The plot is amazingly scattershot, but it goes something like this: Springfield is in the midst of a pollution nightmare. The local lake is basically acid and attempts to educate the population have fallen on deaf ears. When Homer accidentally dumps a silo of pig manure (it’s not worth even trying to explain here) into the lake, Springfield is sent over the edge. The EPA intervenes, placing a clear dome over the entire city. Through many circumstances, Homer finds himself as not only the city’s sole hope for survival, but also at a crossroads with his own family.
Virtually every Simpsons character makes an appearance, and the screenplay by an army of writers does a tremendous job of crossing over the material to feature-length. The film is consistently funny throughout, but hits several homeruns when it takes jabs at the current political climate. Signature Simpsons touches are constantly on display, even in a brief scene in which worshipers at a church and patrons at a bar switch places upon hearing of the dome. A gag in which a bomb-diffusing robot commits suicide because it can’t take the pressure is flawless black comedy.
The Simpsons Movie leaves very little to complain about, be it the die-hard fan or the casual re-run watcher. From a feature film standpoint, subplots are abruptly dropped (what happened to Homer’s beloved pet pig, Spider-Pig aka Harry Plopper?), but on the whole it doesn’t matter all that much. A bewildering number of jokes are crammed into this feature, and it will take repeat viewings to catch it all. I have a feeling that this won’t bother Simpsons fans in the slightest.
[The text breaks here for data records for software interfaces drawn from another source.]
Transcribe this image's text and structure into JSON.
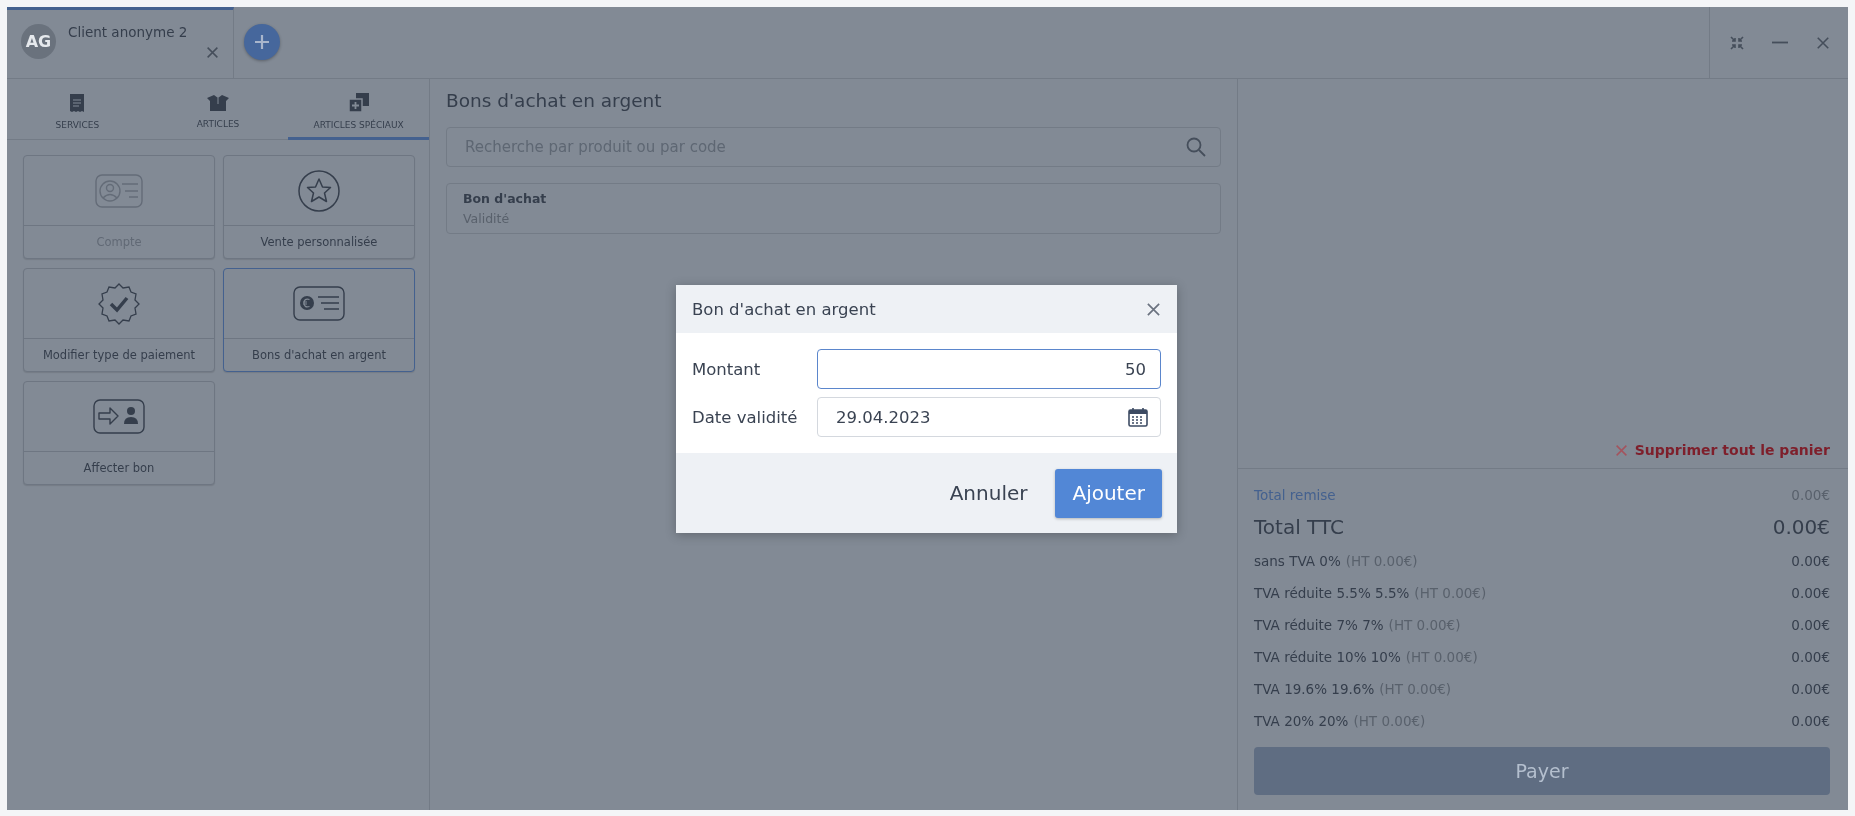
{
  "client_tabs": [
    {
      "initials": "AG",
      "name": "Client anonyme 2",
      "selected": true
    }
  ],
  "category_tabs": [
    {
      "label": "SERVICES",
      "selected": false
    },
    {
      "label": "ARTICLES",
      "selected": false
    },
    {
      "label": "ARTICLES SPÉCIAUX",
      "selected": true
    }
  ],
  "tiles": [
    {
      "label": "Compte",
      "disabled": true,
      "selected": false
    },
    {
      "label": "Vente personnalisée",
      "disabled": false,
      "selected": false
    },
    {
      "label": "Modifier type de paiement",
      "disabled": false,
      "selected": false
    },
    {
      "label": "Bons d'achat en argent",
      "disabled": false,
      "selected": true
    },
    {
      "label": "Affecter bon",
      "disabled": false,
      "selected": false
    }
  ],
  "catalog": {
    "title": "Bons d'achat en argent",
    "search": {
      "placeholder": "Recherche par produit ou par code"
    },
    "items": [
      {
        "name": "Bon d'achat",
        "detail": "Validité"
      }
    ]
  },
  "cart": {
    "clear_label": "Supprimer tout le panier",
    "totals": [
      {
        "kind": "discount",
        "label": "Total remise",
        "value": "0.00€"
      },
      {
        "kind": "total",
        "label": "Total TTC",
        "value": "0.00€"
      },
      {
        "kind": "tax",
        "label": "sans TVA 0%",
        "note": "(HT 0.00€)",
        "value": "0.00€"
      },
      {
        "kind": "tax",
        "label": "TVA réduite 5.5% 5.5%",
        "note": "(HT 0.00€)",
        "value": "0.00€"
      },
      {
        "kind": "tax",
        "label": "TVA réduite 7% 7%",
        "note": "(HT 0.00€)",
        "value": "0.00€"
      },
      {
        "kind": "tax",
        "label": "TVA réduite 10% 10%",
        "note": "(HT 0.00€)",
        "value": "0.00€"
      },
      {
        "kind": "tax",
        "label": "TVA 19.6% 19.6%",
        "note": "(HT 0.00€)",
        "value": "0.00€"
      },
      {
        "kind": "tax",
        "label": "TVA 20% 20%",
        "note": "(HT 0.00€)",
        "value": "0.00€"
      }
    ],
    "pay_button": {
      "label": "Payer",
      "disabled": true
    }
  },
  "dialog": {
    "title": "Bon d'achat en argent",
    "fields": [
      {
        "kind": "number",
        "label": "Montant",
        "value": "50",
        "focused": true
      },
      {
        "kind": "date",
        "label": "Date validité",
        "value": "29.04.2023",
        "focused": false
      }
    ],
    "buttons": [
      {
        "kind": "secondary",
        "label": "Annuler"
      },
      {
        "kind": "primary",
        "label": "Ajouter"
      }
    ]
  }
}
Studio: Twentieth Century Fox
Length: 87 Minutes
Rating: PG-13 for irreverent humor throughout.
Theatrical Release: July 27, 2007
Directed by: David Silverman
Written by: James L. Brooks & Matt Groening & Al Jean & Ian Maxtone-Graham & George Meyer & David Mirkin & Mike Reiss & Mike Scully & Matt Selman & John Swartzwelder & Jon Vitti.
Cast: Dan Castellaneta (voice), Julie Kavner (voice), Nancy Cartwright (voice), Yeardley Smith (voice), Harry Shearer (voice), Hank Azaria (voice)